● EXERCISE AIM
Retype exactly the lines from the one containing "Enumerate this screenshot's" through the last line of the records below, including both, and leave out any pictures.
-------- SOURCE INFORMATION --------
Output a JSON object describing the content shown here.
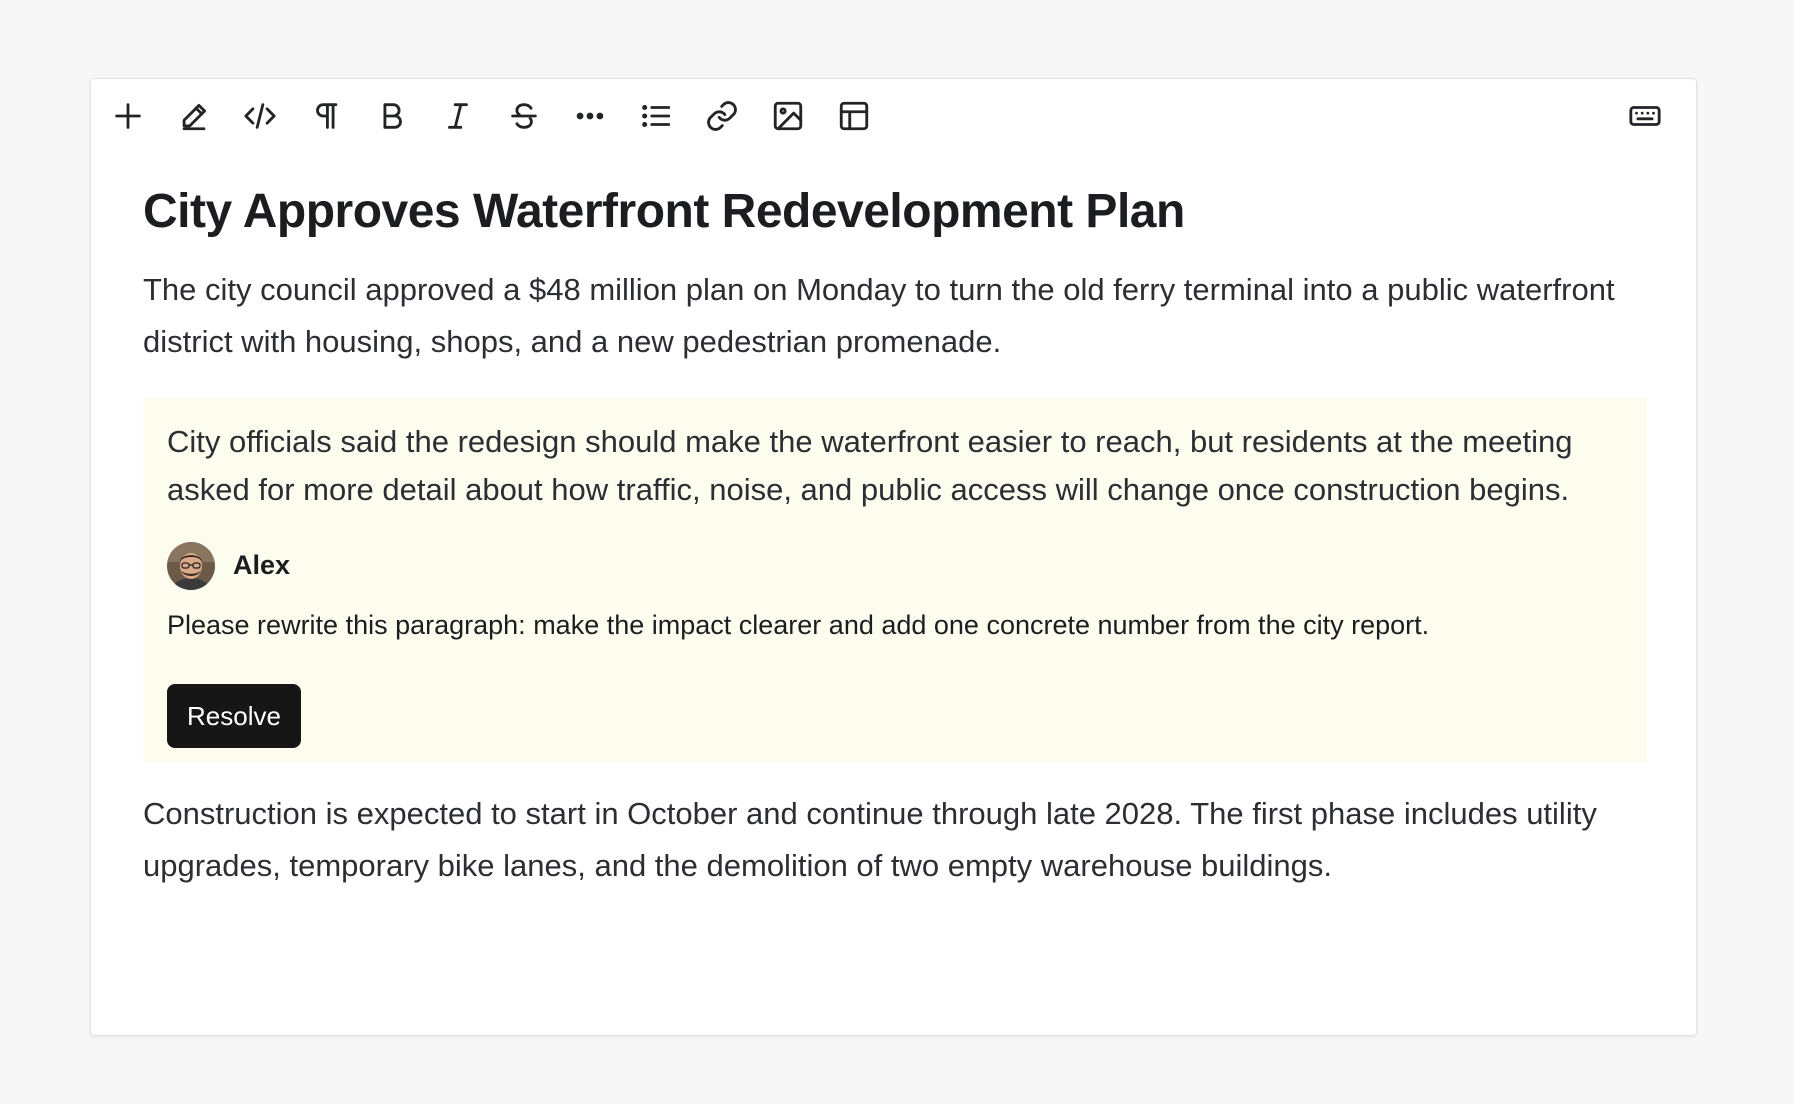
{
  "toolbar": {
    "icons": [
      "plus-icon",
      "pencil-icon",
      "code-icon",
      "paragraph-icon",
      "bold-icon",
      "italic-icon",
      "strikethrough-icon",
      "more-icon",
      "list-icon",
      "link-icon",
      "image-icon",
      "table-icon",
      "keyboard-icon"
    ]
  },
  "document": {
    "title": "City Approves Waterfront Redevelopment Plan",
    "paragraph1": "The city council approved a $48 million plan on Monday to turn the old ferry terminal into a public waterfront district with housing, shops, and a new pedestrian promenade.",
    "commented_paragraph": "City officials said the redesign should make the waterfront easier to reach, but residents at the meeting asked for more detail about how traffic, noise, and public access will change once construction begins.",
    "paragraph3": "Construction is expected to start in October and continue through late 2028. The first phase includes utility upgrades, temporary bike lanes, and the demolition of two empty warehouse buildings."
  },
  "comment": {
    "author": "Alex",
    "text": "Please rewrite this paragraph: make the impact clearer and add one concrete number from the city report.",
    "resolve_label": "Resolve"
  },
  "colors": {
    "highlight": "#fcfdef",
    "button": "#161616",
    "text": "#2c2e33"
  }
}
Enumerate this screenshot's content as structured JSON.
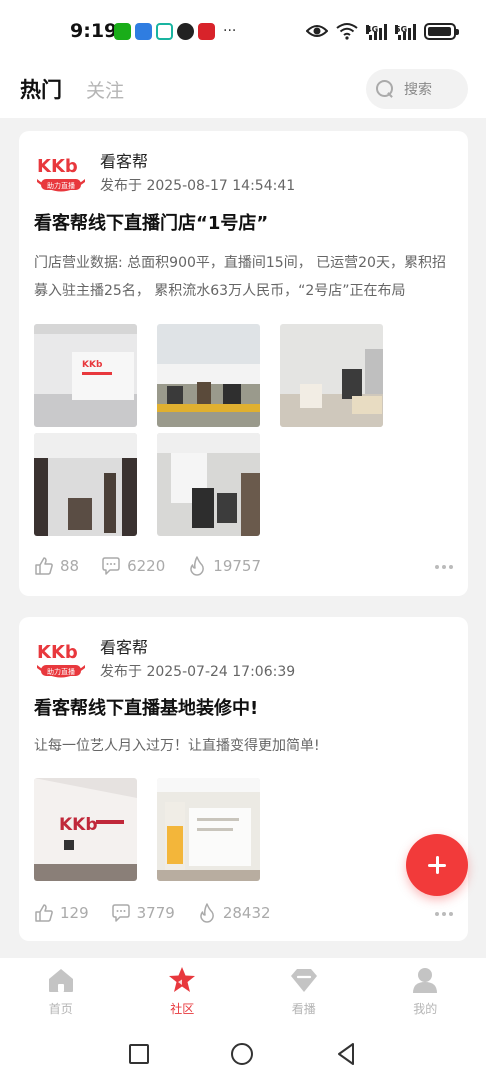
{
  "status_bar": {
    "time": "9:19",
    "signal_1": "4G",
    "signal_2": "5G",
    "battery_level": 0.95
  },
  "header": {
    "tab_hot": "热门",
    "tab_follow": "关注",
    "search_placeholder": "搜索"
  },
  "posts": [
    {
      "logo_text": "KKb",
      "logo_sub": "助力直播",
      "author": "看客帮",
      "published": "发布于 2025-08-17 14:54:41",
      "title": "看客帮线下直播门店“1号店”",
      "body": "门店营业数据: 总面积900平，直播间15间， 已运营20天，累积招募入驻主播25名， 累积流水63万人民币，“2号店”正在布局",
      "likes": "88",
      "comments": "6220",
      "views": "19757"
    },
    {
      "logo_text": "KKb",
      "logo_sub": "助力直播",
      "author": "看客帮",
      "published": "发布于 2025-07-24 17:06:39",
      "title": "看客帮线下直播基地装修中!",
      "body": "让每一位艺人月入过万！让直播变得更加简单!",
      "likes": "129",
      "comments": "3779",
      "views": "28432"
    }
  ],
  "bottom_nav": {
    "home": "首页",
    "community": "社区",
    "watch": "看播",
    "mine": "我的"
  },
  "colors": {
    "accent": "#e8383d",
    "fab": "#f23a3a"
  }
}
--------
● ANSWER SPACE
Enumerate this screenshot's content as structured JSON.
{
  "status_bar": {
    "time": "9:19",
    "signal_1": "4G",
    "signal_2": "5G",
    "battery_level": 0.95
  },
  "header": {
    "tab_hot": "热门",
    "tab_follow": "关注",
    "search_placeholder": "搜索"
  },
  "posts": [
    {
      "logo_text": "KKb",
      "logo_sub": "助力直播",
      "author": "看客帮",
      "published": "发布于 2025-08-17 14:54:41",
      "title": "看客帮线下直播门店“1号店”",
      "body": "门店营业数据: 总面积900平，直播间15间， 已运营20天，累积招募入驻主播25名， 累积流水63万人民币，“2号店”正在布局",
      "likes": "88",
      "comments": "6220",
      "views": "19757"
    },
    {
      "logo_text": "KKb",
      "logo_sub": "助力直播",
      "author": "看客帮",
      "published": "发布于 2025-07-24 17:06:39",
      "title": "看客帮线下直播基地装修中!",
      "body": "让每一位艺人月入过万！让直播变得更加简单!",
      "likes": "129",
      "comments": "3779",
      "views": "28432"
    }
  ],
  "bottom_nav": {
    "home": "首页",
    "community": "社区",
    "watch": "看播",
    "mine": "我的"
  },
  "colors": {
    "accent": "#e8383d",
    "fab": "#f23a3a"
  }
}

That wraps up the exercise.